What if we all believed in a single God, a beneficent God, an all-loving God, a God Who asks us only to seek Him on our own (in or out of a house of worship), a God free of the symbolism and sometimes divisive rules (mostly manmade) of religions? What if our prayers included a vision of a world that is equally good for everyone who inhabits the planet?
I don't believe anyone can fully grasp God's vision for us. Did my mom's prayers convince God ( who I doubt requires convincing of anything) that I needed to live? And if I had died, would that have alienated my mother from this nameless God she had prayed so fervently to?
I hope not.
I am reminded of the story "Footprints in the Sand." In that story, someone is looking back over their lives, and they see often there are two sets of footprints in the sand, their own and God's. They also notice that during their lowest and most challenging times, there is only one set of footprints. And they ask God why He abandoned them during those troubled times, and God answers, "My precious child, during your trials and tribulations, you only saw one set of footprints because I was carrying you."

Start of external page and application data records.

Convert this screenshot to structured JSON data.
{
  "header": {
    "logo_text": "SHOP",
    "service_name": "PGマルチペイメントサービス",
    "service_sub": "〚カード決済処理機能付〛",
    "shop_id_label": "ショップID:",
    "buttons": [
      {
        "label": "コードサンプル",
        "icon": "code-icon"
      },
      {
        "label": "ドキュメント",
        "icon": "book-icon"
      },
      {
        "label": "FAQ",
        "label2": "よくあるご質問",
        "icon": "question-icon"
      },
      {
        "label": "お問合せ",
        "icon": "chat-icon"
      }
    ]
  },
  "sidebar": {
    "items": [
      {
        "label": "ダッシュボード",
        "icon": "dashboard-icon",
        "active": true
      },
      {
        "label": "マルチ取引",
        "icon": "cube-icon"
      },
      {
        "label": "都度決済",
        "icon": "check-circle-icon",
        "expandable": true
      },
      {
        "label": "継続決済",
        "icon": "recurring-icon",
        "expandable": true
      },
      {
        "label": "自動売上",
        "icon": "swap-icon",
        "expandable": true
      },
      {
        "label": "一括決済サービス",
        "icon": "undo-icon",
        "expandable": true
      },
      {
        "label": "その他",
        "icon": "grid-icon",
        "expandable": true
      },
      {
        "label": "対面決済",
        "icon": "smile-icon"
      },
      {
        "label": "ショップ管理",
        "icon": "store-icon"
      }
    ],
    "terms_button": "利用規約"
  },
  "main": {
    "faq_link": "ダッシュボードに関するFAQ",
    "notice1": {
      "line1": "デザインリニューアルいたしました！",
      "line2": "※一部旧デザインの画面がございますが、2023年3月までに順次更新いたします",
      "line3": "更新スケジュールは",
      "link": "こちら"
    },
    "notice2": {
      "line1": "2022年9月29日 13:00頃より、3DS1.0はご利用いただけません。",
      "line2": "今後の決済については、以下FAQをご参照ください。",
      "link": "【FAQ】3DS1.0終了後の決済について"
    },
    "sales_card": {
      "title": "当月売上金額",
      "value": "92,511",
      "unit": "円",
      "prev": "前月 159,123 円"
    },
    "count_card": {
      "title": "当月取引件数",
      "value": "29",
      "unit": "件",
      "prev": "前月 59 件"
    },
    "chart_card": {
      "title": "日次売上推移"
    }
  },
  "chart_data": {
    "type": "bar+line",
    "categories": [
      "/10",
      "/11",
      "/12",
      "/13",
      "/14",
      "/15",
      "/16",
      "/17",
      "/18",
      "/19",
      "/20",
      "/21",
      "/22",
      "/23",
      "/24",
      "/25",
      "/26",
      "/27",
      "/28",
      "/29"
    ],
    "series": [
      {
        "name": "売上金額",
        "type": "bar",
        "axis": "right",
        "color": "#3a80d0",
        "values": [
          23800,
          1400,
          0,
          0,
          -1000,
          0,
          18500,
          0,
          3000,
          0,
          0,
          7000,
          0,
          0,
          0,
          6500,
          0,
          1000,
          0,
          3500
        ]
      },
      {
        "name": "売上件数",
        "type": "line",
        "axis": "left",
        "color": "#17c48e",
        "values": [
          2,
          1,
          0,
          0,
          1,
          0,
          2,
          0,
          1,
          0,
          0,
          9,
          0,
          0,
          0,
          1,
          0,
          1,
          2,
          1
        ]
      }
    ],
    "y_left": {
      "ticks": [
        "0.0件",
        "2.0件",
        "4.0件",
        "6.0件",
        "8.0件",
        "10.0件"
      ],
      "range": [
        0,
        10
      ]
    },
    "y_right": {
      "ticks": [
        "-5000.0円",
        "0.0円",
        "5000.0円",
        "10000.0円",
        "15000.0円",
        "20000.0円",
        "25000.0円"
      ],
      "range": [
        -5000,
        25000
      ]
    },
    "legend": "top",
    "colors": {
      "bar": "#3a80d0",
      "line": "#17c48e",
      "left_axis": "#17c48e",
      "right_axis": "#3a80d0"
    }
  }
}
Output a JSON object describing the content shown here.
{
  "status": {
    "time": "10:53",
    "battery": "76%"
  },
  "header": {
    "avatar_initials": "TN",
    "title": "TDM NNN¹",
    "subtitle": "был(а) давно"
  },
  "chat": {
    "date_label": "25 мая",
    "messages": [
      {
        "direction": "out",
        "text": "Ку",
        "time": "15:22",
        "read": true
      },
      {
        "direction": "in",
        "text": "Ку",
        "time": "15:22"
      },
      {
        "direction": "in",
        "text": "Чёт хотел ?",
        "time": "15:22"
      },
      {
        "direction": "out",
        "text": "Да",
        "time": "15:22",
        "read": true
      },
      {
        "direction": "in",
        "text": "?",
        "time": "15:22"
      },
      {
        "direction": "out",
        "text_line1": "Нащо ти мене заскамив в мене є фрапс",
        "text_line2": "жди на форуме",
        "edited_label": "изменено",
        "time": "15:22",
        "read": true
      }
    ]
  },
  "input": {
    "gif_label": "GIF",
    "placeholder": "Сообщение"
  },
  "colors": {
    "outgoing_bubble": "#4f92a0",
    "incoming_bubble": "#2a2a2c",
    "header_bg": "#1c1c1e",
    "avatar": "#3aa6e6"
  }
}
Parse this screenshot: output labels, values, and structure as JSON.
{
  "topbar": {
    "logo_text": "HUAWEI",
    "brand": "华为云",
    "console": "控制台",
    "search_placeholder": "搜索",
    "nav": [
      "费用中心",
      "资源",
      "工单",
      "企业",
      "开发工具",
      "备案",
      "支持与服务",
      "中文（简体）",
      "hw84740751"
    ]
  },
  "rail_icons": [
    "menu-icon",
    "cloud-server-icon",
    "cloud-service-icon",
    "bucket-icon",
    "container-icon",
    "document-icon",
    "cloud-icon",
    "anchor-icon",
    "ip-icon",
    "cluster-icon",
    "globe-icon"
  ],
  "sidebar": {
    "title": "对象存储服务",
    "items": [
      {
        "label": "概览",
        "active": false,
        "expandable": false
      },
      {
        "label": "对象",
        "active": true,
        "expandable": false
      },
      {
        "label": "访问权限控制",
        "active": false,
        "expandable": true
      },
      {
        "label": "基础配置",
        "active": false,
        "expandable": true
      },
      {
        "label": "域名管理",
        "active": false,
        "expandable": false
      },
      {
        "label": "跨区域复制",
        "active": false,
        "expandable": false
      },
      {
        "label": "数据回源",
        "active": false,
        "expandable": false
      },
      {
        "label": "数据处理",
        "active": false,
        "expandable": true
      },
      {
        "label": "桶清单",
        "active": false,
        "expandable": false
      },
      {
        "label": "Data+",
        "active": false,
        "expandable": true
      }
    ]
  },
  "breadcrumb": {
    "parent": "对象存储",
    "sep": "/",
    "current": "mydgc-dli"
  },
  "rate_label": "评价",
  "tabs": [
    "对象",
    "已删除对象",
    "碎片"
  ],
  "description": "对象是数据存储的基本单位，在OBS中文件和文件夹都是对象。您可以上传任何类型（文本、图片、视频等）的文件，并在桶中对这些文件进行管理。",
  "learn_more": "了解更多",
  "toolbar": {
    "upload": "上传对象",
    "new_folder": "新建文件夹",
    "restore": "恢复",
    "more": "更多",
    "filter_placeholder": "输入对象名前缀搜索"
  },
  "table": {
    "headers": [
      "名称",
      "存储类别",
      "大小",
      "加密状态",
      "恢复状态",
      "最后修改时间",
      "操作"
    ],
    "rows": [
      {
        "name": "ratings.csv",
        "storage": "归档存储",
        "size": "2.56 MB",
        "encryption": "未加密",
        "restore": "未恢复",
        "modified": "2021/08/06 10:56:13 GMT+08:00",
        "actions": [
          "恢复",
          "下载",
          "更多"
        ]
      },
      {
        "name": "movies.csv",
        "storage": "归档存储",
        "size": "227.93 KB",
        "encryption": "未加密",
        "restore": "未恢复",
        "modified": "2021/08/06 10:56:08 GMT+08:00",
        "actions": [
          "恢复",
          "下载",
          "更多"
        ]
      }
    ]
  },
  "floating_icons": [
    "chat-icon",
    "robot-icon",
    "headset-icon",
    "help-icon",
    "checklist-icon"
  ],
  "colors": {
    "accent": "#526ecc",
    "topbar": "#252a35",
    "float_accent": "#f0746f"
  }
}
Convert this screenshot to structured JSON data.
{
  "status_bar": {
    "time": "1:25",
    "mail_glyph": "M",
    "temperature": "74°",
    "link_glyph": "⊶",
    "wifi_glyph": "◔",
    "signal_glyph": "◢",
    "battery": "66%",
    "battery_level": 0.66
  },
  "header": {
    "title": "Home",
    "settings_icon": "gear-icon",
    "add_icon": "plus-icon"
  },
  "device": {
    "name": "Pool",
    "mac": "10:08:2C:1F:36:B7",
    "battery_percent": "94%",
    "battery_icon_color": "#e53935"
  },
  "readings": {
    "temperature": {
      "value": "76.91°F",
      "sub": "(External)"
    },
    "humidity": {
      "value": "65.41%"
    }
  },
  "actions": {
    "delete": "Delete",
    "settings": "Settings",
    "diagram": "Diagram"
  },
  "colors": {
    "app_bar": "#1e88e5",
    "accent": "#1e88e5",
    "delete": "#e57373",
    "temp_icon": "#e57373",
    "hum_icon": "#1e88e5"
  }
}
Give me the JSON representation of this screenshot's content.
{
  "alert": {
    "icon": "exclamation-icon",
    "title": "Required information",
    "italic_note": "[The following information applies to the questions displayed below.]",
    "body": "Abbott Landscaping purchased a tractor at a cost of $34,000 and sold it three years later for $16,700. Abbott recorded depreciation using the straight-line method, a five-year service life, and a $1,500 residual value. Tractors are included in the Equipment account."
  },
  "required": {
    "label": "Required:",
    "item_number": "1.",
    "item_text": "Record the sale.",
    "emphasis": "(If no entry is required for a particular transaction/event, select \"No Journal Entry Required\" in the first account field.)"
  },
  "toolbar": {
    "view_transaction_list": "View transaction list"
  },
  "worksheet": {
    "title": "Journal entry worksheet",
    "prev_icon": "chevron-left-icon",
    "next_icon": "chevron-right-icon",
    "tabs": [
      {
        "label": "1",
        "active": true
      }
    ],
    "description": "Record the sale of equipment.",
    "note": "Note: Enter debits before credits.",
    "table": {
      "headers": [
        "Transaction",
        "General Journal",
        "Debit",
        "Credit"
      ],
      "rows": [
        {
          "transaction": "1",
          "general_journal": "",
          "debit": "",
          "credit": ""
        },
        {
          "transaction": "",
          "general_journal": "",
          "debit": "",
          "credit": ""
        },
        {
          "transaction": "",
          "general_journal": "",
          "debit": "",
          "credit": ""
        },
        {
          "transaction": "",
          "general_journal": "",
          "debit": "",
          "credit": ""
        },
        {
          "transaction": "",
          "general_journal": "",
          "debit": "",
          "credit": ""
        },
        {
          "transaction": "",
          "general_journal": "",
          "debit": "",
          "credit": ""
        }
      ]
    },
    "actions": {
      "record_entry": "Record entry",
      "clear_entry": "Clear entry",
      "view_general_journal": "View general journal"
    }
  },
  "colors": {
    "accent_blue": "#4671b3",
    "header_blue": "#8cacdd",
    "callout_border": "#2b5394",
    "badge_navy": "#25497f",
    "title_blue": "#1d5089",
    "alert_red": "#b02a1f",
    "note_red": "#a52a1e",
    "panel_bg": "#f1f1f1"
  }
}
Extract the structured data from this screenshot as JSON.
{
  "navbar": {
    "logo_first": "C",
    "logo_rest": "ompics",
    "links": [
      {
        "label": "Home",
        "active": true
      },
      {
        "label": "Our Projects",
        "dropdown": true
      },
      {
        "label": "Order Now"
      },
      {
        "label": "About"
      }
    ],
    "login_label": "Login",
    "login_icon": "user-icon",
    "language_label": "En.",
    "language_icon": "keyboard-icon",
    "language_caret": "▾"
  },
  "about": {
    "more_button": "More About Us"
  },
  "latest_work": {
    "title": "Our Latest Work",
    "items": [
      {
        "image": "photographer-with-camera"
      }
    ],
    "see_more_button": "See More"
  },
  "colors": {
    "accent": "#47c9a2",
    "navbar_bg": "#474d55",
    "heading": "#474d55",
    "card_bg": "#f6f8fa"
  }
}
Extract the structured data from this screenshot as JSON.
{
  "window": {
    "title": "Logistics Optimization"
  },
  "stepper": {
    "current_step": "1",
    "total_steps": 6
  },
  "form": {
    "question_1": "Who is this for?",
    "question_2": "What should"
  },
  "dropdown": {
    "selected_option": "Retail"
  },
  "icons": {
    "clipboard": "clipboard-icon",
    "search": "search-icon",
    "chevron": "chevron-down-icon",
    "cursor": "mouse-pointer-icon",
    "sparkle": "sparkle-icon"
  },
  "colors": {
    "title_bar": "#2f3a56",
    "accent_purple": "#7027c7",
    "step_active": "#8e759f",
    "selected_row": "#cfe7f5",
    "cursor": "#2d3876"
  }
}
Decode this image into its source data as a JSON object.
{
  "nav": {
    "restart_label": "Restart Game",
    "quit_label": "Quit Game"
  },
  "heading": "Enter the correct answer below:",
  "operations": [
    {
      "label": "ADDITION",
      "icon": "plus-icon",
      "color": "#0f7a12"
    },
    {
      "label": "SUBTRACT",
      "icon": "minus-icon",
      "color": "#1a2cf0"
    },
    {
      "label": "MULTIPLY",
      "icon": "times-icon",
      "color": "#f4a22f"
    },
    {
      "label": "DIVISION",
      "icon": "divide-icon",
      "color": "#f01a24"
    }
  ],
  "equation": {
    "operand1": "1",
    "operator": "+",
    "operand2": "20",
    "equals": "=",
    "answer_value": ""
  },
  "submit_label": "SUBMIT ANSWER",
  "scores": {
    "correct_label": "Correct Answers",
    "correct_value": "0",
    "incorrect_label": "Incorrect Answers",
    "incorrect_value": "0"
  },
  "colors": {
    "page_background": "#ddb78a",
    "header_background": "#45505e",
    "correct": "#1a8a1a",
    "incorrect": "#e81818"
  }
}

If I had passed on and if she could acquiesce to the Higher Power she had prayed to, even without her desired outcome, I like that for a while, at least, her path along her beach would have been a single set of footsteps. She would, no doubt, have needed His help most then.
I believe in a God. I endeavour to surrender my will and my life to a Higher Power. Whether in a temple or not, I don't tend to take anyone else's word for God or His desires for us. I'd rather work at creating more of a direct line, a relationship He and I can live with. I surrender to my God daily in order to leave enough room in my little head for receiving His Infinite Wisdom, His answers, directions, urgings.
Life or death, powerful or weak, serene or anxious, what if we all relied on that single Entity — whatever name we gave Him — and prayed for a great coming together, whichever place of worship we might choose to gather?
With such a singular outpouring, with a release of our personal wills, with an erasure of the idea that one vision of God is better or stronger or more real than another, then I believe a good and healing path for all of us would appear. It would be a path upon which we all could be guided, knowing we are all equal and beloved in the Heavens and also here on earth.
In the foxhole, I believe it is important to remember that the fighting is NOT God's war. Anyone's God. Pray to your politicians to make wise and compassionate choices, pray to your governments to work towards some form of worldly unification with compassion for all, pray to the people who told you it was a 'just' war.
Ask them if a God of love can also be a God of war?
God is God.
"No man is a true believer unless he desires for his brother what he desires for himself."'
Sound familiar? This is a quote from the prophet Mohammed. The Hebrew Yaweh says something very similar in the tablets He hands down to Moses on Mt. Sinai.
Let's finally agree that God is God. A God for us all.